_What is needed_:
If a line in the entries below contains "data", copy it.

_Provided material_:
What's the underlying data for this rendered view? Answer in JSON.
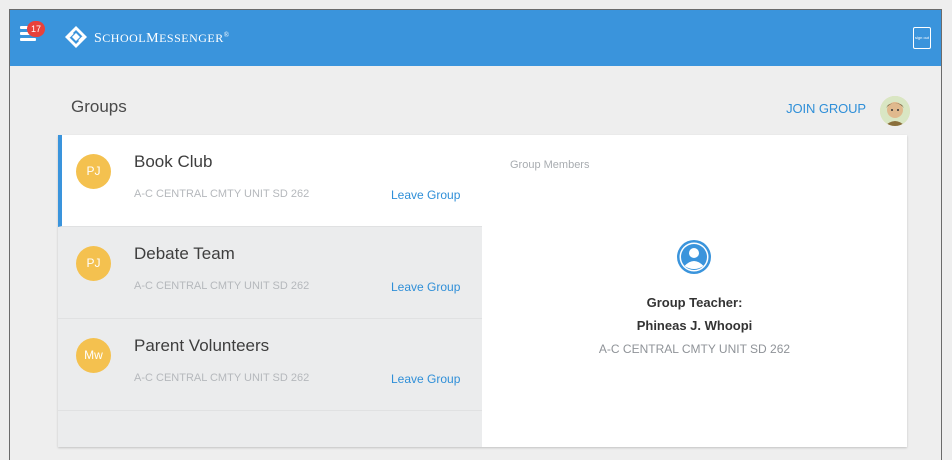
{
  "header": {
    "notification_count": "17",
    "brand_first": "S",
    "brand_rest": "CHOOL",
    "brand_first2": "M",
    "brand_rest2": "ESSENGER",
    "brand_mark": "®",
    "signout_label": "sign out",
    "background_color": "#3a94dc"
  },
  "page": {
    "title": "Groups",
    "join_label": "JOIN GROUP"
  },
  "groups": [
    {
      "initials": "PJ",
      "name": "Book Club",
      "org": "A-C CENTRAL CMTY UNIT SD 262",
      "leave_label": "Leave Group",
      "selected": true
    },
    {
      "initials": "PJ",
      "name": "Debate Team",
      "org": "A-C CENTRAL CMTY UNIT SD 262",
      "leave_label": "Leave Group",
      "selected": false
    },
    {
      "initials": "Mw",
      "name": "Parent Volunteers",
      "org": "A-C CENTRAL CMTY UNIT SD 262",
      "leave_label": "Leave Group",
      "selected": false
    }
  ],
  "members": {
    "label": "Group Members",
    "role": "Group Teacher:",
    "name": "Phineas J. Whoopi",
    "org": "A-C CENTRAL CMTY UNIT SD 262",
    "icon": "user-circle-icon"
  },
  "colors": {
    "accent": "#3a94dc",
    "badge": "#f4c14f",
    "notification": "#e8413b"
  }
}
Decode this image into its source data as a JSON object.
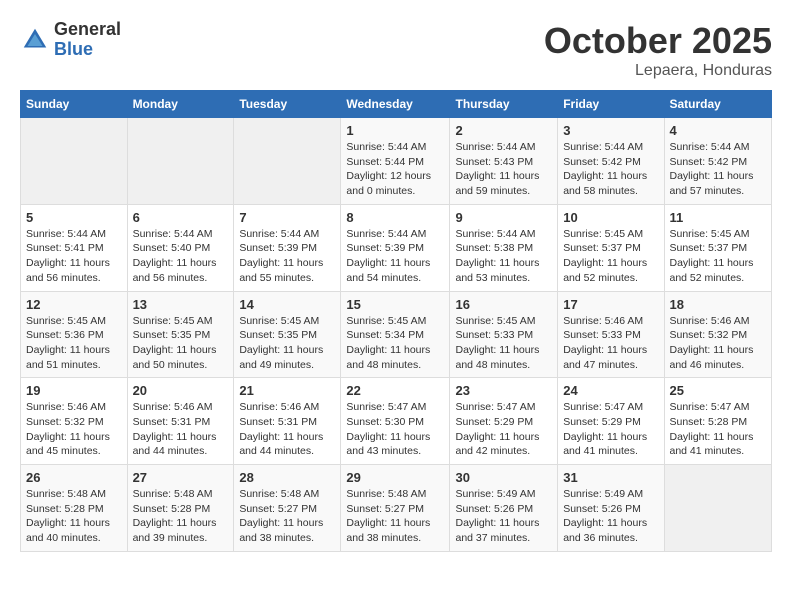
{
  "header": {
    "logo_general": "General",
    "logo_blue": "Blue",
    "month_title": "October 2025",
    "subtitle": "Lepaera, Honduras"
  },
  "days_of_week": [
    "Sunday",
    "Monday",
    "Tuesday",
    "Wednesday",
    "Thursday",
    "Friday",
    "Saturday"
  ],
  "weeks": [
    [
      {
        "day": "",
        "info": ""
      },
      {
        "day": "",
        "info": ""
      },
      {
        "day": "",
        "info": ""
      },
      {
        "day": "1",
        "info": "Sunrise: 5:44 AM\nSunset: 5:44 PM\nDaylight: 12 hours\nand 0 minutes."
      },
      {
        "day": "2",
        "info": "Sunrise: 5:44 AM\nSunset: 5:43 PM\nDaylight: 11 hours\nand 59 minutes."
      },
      {
        "day": "3",
        "info": "Sunrise: 5:44 AM\nSunset: 5:42 PM\nDaylight: 11 hours\nand 58 minutes."
      },
      {
        "day": "4",
        "info": "Sunrise: 5:44 AM\nSunset: 5:42 PM\nDaylight: 11 hours\nand 57 minutes."
      }
    ],
    [
      {
        "day": "5",
        "info": "Sunrise: 5:44 AM\nSunset: 5:41 PM\nDaylight: 11 hours\nand 56 minutes."
      },
      {
        "day": "6",
        "info": "Sunrise: 5:44 AM\nSunset: 5:40 PM\nDaylight: 11 hours\nand 56 minutes."
      },
      {
        "day": "7",
        "info": "Sunrise: 5:44 AM\nSunset: 5:39 PM\nDaylight: 11 hours\nand 55 minutes."
      },
      {
        "day": "8",
        "info": "Sunrise: 5:44 AM\nSunset: 5:39 PM\nDaylight: 11 hours\nand 54 minutes."
      },
      {
        "day": "9",
        "info": "Sunrise: 5:44 AM\nSunset: 5:38 PM\nDaylight: 11 hours\nand 53 minutes."
      },
      {
        "day": "10",
        "info": "Sunrise: 5:45 AM\nSunset: 5:37 PM\nDaylight: 11 hours\nand 52 minutes."
      },
      {
        "day": "11",
        "info": "Sunrise: 5:45 AM\nSunset: 5:37 PM\nDaylight: 11 hours\nand 52 minutes."
      }
    ],
    [
      {
        "day": "12",
        "info": "Sunrise: 5:45 AM\nSunset: 5:36 PM\nDaylight: 11 hours\nand 51 minutes."
      },
      {
        "day": "13",
        "info": "Sunrise: 5:45 AM\nSunset: 5:35 PM\nDaylight: 11 hours\nand 50 minutes."
      },
      {
        "day": "14",
        "info": "Sunrise: 5:45 AM\nSunset: 5:35 PM\nDaylight: 11 hours\nand 49 minutes."
      },
      {
        "day": "15",
        "info": "Sunrise: 5:45 AM\nSunset: 5:34 PM\nDaylight: 11 hours\nand 48 minutes."
      },
      {
        "day": "16",
        "info": "Sunrise: 5:45 AM\nSunset: 5:33 PM\nDaylight: 11 hours\nand 48 minutes."
      },
      {
        "day": "17",
        "info": "Sunrise: 5:46 AM\nSunset: 5:33 PM\nDaylight: 11 hours\nand 47 minutes."
      },
      {
        "day": "18",
        "info": "Sunrise: 5:46 AM\nSunset: 5:32 PM\nDaylight: 11 hours\nand 46 minutes."
      }
    ],
    [
      {
        "day": "19",
        "info": "Sunrise: 5:46 AM\nSunset: 5:32 PM\nDaylight: 11 hours\nand 45 minutes."
      },
      {
        "day": "20",
        "info": "Sunrise: 5:46 AM\nSunset: 5:31 PM\nDaylight: 11 hours\nand 44 minutes."
      },
      {
        "day": "21",
        "info": "Sunrise: 5:46 AM\nSunset: 5:31 PM\nDaylight: 11 hours\nand 44 minutes."
      },
      {
        "day": "22",
        "info": "Sunrise: 5:47 AM\nSunset: 5:30 PM\nDaylight: 11 hours\nand 43 minutes."
      },
      {
        "day": "23",
        "info": "Sunrise: 5:47 AM\nSunset: 5:29 PM\nDaylight: 11 hours\nand 42 minutes."
      },
      {
        "day": "24",
        "info": "Sunrise: 5:47 AM\nSunset: 5:29 PM\nDaylight: 11 hours\nand 41 minutes."
      },
      {
        "day": "25",
        "info": "Sunrise: 5:47 AM\nSunset: 5:28 PM\nDaylight: 11 hours\nand 41 minutes."
      }
    ],
    [
      {
        "day": "26",
        "info": "Sunrise: 5:48 AM\nSunset: 5:28 PM\nDaylight: 11 hours\nand 40 minutes."
      },
      {
        "day": "27",
        "info": "Sunrise: 5:48 AM\nSunset: 5:28 PM\nDaylight: 11 hours\nand 39 minutes."
      },
      {
        "day": "28",
        "info": "Sunrise: 5:48 AM\nSunset: 5:27 PM\nDaylight: 11 hours\nand 38 minutes."
      },
      {
        "day": "29",
        "info": "Sunrise: 5:48 AM\nSunset: 5:27 PM\nDaylight: 11 hours\nand 38 minutes."
      },
      {
        "day": "30",
        "info": "Sunrise: 5:49 AM\nSunset: 5:26 PM\nDaylight: 11 hours\nand 37 minutes."
      },
      {
        "day": "31",
        "info": "Sunrise: 5:49 AM\nSunset: 5:26 PM\nDaylight: 11 hours\nand 36 minutes."
      },
      {
        "day": "",
        "info": ""
      }
    ]
  ]
}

_Task solution_:
What's the underlying data for this rendered view? Answer in JSON.
Decode this image into its source data as a JSON object.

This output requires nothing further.